The Working Party says that its objective is “to make sure that an essentially equivalent level of protection is maintained when personal data is processed subject to the provisions of the Privacy Shield”.

Overall, the Working Party says that it welcomes the “significant improvements” brought by the Privacy Shield compared to the Safe Harbour decision.  In particular, it says, the insertion of key definitions, the mechanisms set up to ensure the oversight of the Privacy Shield and the now mandatory external and internal reviews of compliance are “a positive step forward”.

However, the Working Party has “strong concerns” on both the commercial aspects and the access by public authorities to data transferred under the Privacy Shield.

The Working Party says that it “regrets” that the Privacy Shield is made up of various separate documents, i.e. the adequacy decision and in its annexes.  This makes the information both difficult to find, and at times, inconsistent, it says, and “contributes to an overall lack of clarity”.

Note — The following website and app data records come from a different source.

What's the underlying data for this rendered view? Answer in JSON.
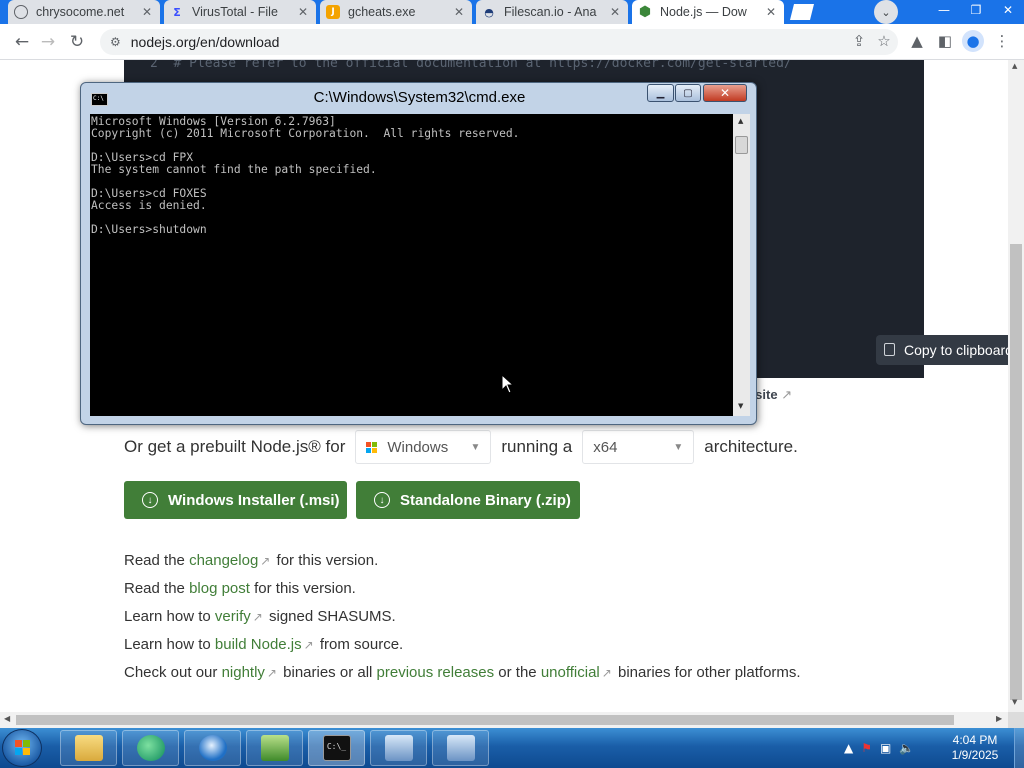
{
  "tabs": [
    {
      "title": "chrysocome.net",
      "icon": "globe-icon"
    },
    {
      "title": "VirusTotal - File",
      "icon": "virustotal-icon"
    },
    {
      "title": "gcheats.exe",
      "icon": "shield-icon"
    },
    {
      "title": "Filescan.io - Ana",
      "icon": "filescan-icon"
    },
    {
      "title": "Node.js — Dow",
      "icon": "nodejs-icon",
      "active": true
    }
  ],
  "address_bar": {
    "url": "nodejs.org/en/download"
  },
  "page": {
    "code_line_number": "2",
    "code_line": "# Please refer to the official documentation at https://docker.com/get-started/",
    "copy_button": "Copy to clipboard",
    "website_link": "ebsite",
    "prebuilt": {
      "prefix": "Or get a prebuilt Node.js® for",
      "os_value": "Windows",
      "middle": "running a",
      "arch_value": "x64",
      "suffix": "architecture."
    },
    "download_buttons": [
      "Windows Installer (.msi)",
      "Standalone Binary (.zip)"
    ],
    "info_lines": {
      "changelog": {
        "pre": "Read the",
        "link": "changelog",
        "post": "for this version."
      },
      "blog": {
        "pre": "Read the",
        "link": "blog post",
        "post": "for this version."
      },
      "verify": {
        "pre": "Learn how to",
        "link": "verify",
        "post": "signed SHASUMS."
      },
      "build": {
        "pre": "Learn how to",
        "link": "build Node.js",
        "post": "from source."
      },
      "nightly": {
        "pre": "Check out our",
        "link1": "nightly",
        "mid1": "binaries or all",
        "link2": "previous releases",
        "mid2": "or the",
        "link3": "unofficial",
        "post": "binaries for other platforms."
      }
    }
  },
  "cmd_window": {
    "title": "C:\\Windows\\System32\\cmd.exe",
    "console_text": "Microsoft Windows [Version 6.2.7963]\nCopyright (c) 2011 Microsoft Corporation.  All rights reserved.\n\nD:\\Users>cd FPX\nThe system cannot find the path specified.\n\nD:\\Users>cd FOXES\nAccess is denied.\n\nD:\\Users>shutdown"
  },
  "taskbar": {
    "items": [
      "explorer-icon",
      "edge-icon",
      "ie-icon",
      "network-icon",
      "cmd-icon",
      "remote-desktop-icon",
      "remote-desktop-icon-2"
    ],
    "clock_time": "4:04 PM",
    "clock_date": "1/9/2025"
  },
  "colors": {
    "node_green": "#417e38",
    "chrome_blue": "#1a73e8",
    "console_bg": "#000000"
  }
}
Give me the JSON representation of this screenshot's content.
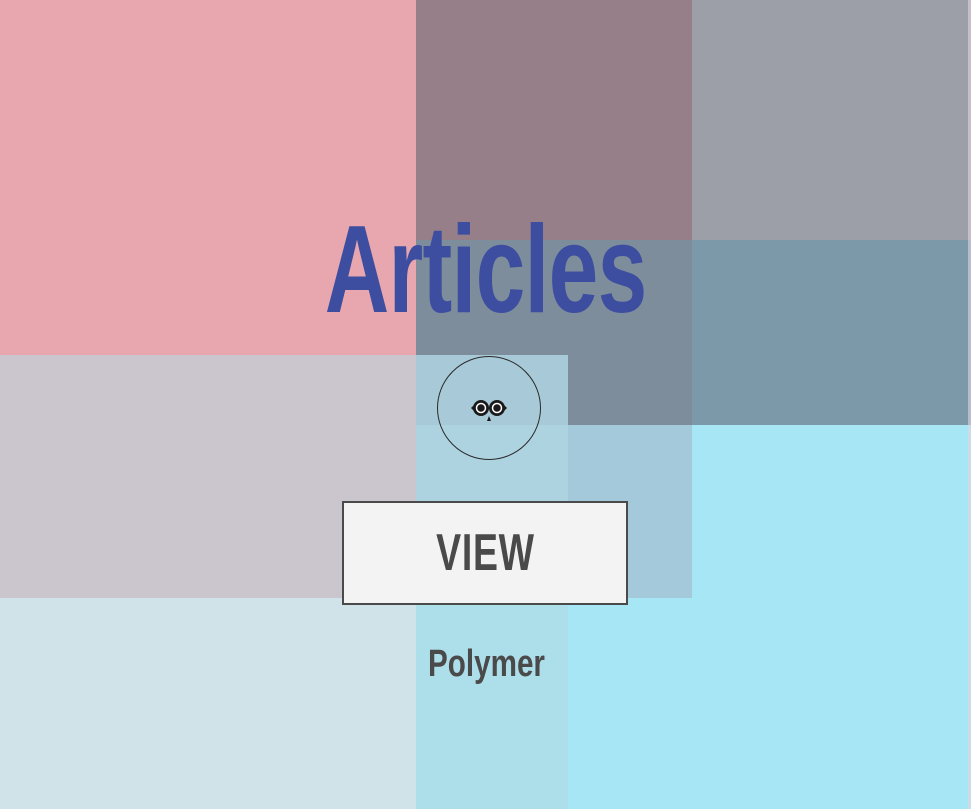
{
  "page": {
    "title": "Articles",
    "logo_icon": "owl-eyes-icon",
    "view_button_label": "VIEW",
    "footer_label": "Polymer"
  },
  "colors": {
    "title": "#3d4ea0",
    "button_text": "#4a4a4a",
    "button_bg": "#f3f3f3",
    "tile_pink": "#e8a6ae",
    "tile_mauve": "#967f89",
    "tile_grey": "#9c9ea8",
    "tile_slate_blue": "#7c99aa",
    "tile_lilac_grey": "#cbc6cd",
    "tile_light_blue": "#a4c9da",
    "tile_cyan": "#a7e7f5",
    "tile_pale_blue": "#cfe3e9"
  }
}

As for the commercial aspects of the Privacy Shield, the Working Party considers that some key data protection principles enshrined in European law are not reflected in the Privacy Shield, or have been inadequately substituted by alternative principles.  In particular, the application of the purpose limitation principle to data processing is unclear, it says.  The Working Party is also concerned that the data retention principle is not clear and cannot be easily construed from the current wording of the text.

Since the Privacy Shield will also be used to transfer data outside the US, the Working Party says that onward transfers from a Privacy Shield entity to third country recipients should have the same level of protection as under the Shield (including national security) and should not lead to lower, or circumvent completely, EU data protection principles.

The Working Party notes the additional powers individuals will have to exercise their rights, but it is concerned that the new redress mechanisms may prove to be too complex in practice.  It is worried that it will be too difficult for EU individuals to use, especially in a different language, and will therefore be ineffective.  Further clarification of the various recourse procedures is therefore needed.

As for access by public authorities to data transferred under the Privacy Shield, the Working Party is concerned that the representations made by the US Office of the Director of National Intelligence (ODNI) are not sufficient in detail to prevent indiscriminate, large-scale collection of personal data from the EU.  The Working Party reminds readers of the long-standing fundamental principle that massive and indiscriminate surveillance of individuals can never be considered proportionate or strictly necessary in a democratic society.  The Working Party notes that there is a tendency to want to collect more data on a massive and indiscriminate scale in the light of the fight against terrorism, but is concerned about the threat this potentially poses to the fundamental rights of privacy and data protection.

The Working Party says that it welcomes the establishment of an Ombudsperson as a new redress mechanism.  However, it is concerned that this new institution will not be sufficiently independent and will not be vested with adequate powers to exercise its duty effectively.

In conclusion, the Working Party notes the improvements the Privacy Shield offers compared to the invalidated Safe Harbour decision.  However, it urges the Commission to address its concerns and ensure that the protection offered by the Privacy Shield is equal to that provided under current EU legislation.  To access the Working Party’s Opinion, click here.